Here’s a fun party trick to find out who has some ties to the South. Do a free association exercise with them—say a word and have them say the first word that pops into their head. Try a few so as not to be so obvious, then spring “okra” on them. If they immediately counter with “slime” well you know they came from, lived in, or have family from the South. Pure Northerners will simply shrug and stare at you blankly.
Whatever your negative association or non-association with okra may be, I encourage you to give this artfully-shaped, fuzzy green pod a try. Higher in protein than nearly any other veggie with a meaty texture to match, okra has a lot more to offer than slime. In fact the slime can all but be eliminated depending on the cooking technique you use.
Even if you already love okra and embrace the slime, the possibilities of this veggie are most likely greater than what you have experienced. Japan, India, Latin America and most of Africa regularly include okra in their meals with flavorings and preparation methods that expand beyond fried or gumbo. This recipe is Indian inspired. Grilling the whole pod eliminates slime altogether. The piquant masala paired with the smoky flavor from grilling make this dish highly addictive. On hot summer nights, we eat these spicy little treats like popcorn washing them down with a cold fruity beer.

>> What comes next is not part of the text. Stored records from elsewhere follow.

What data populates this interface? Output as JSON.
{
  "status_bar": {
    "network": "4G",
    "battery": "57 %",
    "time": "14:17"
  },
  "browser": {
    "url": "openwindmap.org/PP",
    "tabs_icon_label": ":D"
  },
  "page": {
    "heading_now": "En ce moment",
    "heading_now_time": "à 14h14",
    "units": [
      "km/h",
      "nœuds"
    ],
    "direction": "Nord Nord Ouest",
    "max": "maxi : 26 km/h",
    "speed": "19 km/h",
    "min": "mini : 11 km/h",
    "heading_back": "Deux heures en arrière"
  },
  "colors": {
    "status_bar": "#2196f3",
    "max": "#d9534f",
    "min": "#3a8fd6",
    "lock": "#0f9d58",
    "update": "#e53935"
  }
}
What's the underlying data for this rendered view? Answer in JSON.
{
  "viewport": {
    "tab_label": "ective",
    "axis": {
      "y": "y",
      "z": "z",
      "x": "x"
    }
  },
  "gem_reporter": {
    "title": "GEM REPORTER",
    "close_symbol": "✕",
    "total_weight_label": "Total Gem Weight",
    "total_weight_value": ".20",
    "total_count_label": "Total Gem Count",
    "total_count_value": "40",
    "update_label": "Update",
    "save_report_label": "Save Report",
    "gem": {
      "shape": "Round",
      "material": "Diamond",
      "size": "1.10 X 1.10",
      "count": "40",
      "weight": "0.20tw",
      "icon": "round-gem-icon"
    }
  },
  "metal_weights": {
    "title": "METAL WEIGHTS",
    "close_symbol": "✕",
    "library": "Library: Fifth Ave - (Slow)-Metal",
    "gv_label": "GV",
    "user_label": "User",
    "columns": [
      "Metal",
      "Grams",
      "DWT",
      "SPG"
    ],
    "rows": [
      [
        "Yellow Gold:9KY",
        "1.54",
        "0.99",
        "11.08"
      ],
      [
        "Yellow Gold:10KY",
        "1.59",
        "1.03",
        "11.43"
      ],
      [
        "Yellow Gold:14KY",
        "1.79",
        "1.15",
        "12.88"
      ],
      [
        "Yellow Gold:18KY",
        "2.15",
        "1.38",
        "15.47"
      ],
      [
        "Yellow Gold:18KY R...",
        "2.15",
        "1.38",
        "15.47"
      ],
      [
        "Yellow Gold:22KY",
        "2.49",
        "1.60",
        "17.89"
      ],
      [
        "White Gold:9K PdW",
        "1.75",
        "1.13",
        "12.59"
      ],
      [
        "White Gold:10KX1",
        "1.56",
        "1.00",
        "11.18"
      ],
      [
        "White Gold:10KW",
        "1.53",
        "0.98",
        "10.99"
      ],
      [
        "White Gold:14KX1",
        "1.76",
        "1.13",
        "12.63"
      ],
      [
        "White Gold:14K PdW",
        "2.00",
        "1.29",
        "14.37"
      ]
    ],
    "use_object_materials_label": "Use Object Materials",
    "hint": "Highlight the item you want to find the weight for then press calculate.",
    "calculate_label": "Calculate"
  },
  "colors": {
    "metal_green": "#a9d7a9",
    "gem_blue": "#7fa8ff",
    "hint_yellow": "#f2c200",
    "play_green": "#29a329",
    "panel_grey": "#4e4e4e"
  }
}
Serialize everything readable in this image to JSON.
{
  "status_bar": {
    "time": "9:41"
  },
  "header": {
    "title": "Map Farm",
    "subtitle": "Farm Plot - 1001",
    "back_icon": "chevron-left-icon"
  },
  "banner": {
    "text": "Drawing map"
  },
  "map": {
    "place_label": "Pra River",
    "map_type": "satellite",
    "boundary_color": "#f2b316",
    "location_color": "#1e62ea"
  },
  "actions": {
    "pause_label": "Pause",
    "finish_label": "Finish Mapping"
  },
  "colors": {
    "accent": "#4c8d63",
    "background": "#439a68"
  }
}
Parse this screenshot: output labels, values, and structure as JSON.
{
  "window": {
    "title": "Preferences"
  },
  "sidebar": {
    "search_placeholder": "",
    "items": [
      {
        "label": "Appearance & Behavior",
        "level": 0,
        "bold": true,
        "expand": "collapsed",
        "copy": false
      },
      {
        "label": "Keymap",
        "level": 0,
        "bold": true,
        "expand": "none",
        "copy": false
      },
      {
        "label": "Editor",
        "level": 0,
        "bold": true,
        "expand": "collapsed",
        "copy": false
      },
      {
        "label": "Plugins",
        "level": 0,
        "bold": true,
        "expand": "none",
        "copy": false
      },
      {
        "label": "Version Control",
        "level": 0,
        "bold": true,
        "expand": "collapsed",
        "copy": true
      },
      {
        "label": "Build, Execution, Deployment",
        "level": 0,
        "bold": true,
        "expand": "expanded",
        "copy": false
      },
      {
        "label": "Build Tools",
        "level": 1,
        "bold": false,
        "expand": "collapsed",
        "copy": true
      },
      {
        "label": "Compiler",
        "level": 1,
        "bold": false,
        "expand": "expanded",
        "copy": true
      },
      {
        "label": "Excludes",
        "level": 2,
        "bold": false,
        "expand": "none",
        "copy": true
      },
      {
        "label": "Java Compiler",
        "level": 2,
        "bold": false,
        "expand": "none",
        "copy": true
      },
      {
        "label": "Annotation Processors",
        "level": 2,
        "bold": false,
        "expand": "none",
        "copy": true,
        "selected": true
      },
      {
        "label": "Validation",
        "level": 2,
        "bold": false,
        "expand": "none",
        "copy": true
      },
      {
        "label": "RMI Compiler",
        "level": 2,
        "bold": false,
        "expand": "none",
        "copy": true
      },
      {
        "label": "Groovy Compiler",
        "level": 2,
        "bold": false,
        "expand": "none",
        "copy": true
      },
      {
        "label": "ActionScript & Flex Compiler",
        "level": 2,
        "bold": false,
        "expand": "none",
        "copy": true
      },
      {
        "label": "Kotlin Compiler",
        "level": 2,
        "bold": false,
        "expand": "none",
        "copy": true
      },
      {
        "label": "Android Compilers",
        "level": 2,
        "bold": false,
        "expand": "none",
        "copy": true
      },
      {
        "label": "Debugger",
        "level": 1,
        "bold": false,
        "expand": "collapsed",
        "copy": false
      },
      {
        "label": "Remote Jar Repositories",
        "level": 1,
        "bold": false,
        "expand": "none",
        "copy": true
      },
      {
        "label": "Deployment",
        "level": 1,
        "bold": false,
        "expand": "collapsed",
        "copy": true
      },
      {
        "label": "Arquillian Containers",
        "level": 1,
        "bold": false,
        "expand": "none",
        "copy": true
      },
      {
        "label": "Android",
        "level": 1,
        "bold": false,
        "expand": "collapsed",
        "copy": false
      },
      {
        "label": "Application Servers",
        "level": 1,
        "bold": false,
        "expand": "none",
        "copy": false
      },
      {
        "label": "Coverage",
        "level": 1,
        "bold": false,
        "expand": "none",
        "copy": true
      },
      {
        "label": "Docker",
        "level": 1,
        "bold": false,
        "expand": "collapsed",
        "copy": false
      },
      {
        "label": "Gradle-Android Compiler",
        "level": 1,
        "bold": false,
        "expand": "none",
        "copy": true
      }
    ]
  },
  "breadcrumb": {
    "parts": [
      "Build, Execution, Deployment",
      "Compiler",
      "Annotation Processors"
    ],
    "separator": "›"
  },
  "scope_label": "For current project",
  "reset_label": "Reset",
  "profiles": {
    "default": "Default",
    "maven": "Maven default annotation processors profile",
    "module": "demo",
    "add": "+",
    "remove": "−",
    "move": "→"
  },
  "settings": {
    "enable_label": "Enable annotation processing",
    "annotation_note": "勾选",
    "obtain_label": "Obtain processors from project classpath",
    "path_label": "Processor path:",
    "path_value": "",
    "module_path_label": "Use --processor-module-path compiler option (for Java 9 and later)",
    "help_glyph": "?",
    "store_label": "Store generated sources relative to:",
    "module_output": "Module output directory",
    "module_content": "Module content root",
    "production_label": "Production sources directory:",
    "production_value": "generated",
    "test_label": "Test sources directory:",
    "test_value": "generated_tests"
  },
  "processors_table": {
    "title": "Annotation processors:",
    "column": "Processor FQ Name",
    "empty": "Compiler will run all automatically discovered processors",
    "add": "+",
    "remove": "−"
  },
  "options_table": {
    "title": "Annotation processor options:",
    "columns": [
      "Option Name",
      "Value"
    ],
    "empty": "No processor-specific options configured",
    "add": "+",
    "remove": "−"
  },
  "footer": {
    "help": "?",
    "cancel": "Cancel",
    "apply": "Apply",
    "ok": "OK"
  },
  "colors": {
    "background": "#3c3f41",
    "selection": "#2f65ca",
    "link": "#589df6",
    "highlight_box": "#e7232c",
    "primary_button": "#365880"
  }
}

Buying, Storing & Preparing: Okra is available in Wisconsin from August to October. Buy them at the farmers market when you can as they can be hard to find in the off season at the grocery store. Some varieties can grow up to 7 inches and still remain tender, but unless your farmer verifies that her variety grows that long, get pods no bigger than 3 inches long.
Okra is extremely sensitive to cold and the flesh will begin to blacken if exposed to temperatures below 45 degrees F, so store in a paper bag wrapped in a canvas bag in the warmest part of the fridge. Freshly harvested okra stored like this can last up to 10 days.
Slicing into the seed pod releases the thickening agent or “slime” so trim cap by cutting just above the pod.
- 1 pound okra, 3 inches long; washed, caps trimmed
- 1 t curry powder (or equal parts cumin, coriander, turmeric)
- 1 t chili powder
- ¼ t good garlic powder
- ½ t regular salt
- 1 T oil
- 1 lime, sliced into wedges for garnish
- In a large bowl, add curry powder, chili powder, garlic powder, salt and mix.
- Add okra and toss. Drizzle in oil and toss further so that all the pods are uniformly coated with spice and oil.
- Using a wooden skewer soaked in water or a metal skewer, thread 6 or 7 okra. Threading a 2nd skewer through the okra, will prevent the okra from spinning on the skewer and make it easier to turn. Alternatively, line the grill with *non-stick aluminum foil, poke holes in it, and place the pods on the foil skipping the skewers altogether.
- Place okra on a heated grill.
- Grill for 7 – 8 minutes on each side over medium heat. Serve immediately, garnishing with lime juice.
- *Do not use cast iron, aluminum or exposed copper pots for cooking (especially frying or stewing) okra; it will cause the okra to turn black.
Cooking with Kids: Have the kids measure out the spices and mix them. They can even toss and coat the okra; just have them use a spoon to do the job or find a lid to cover the bowl. I have learned the hard way that little kids (at least mine) are not coordinated enough to toss oil, spices and veggies in an open bowl no matter how large the bowl and how few the okra.
Eating okra can be a challenge for kids and many adults. It’s a texture thing as the taste is very subtle. Let the lime garnish help. Kids seem to love the sour of citrus and the acid cuts the slime. Drench their okra in lime juice for their first taste.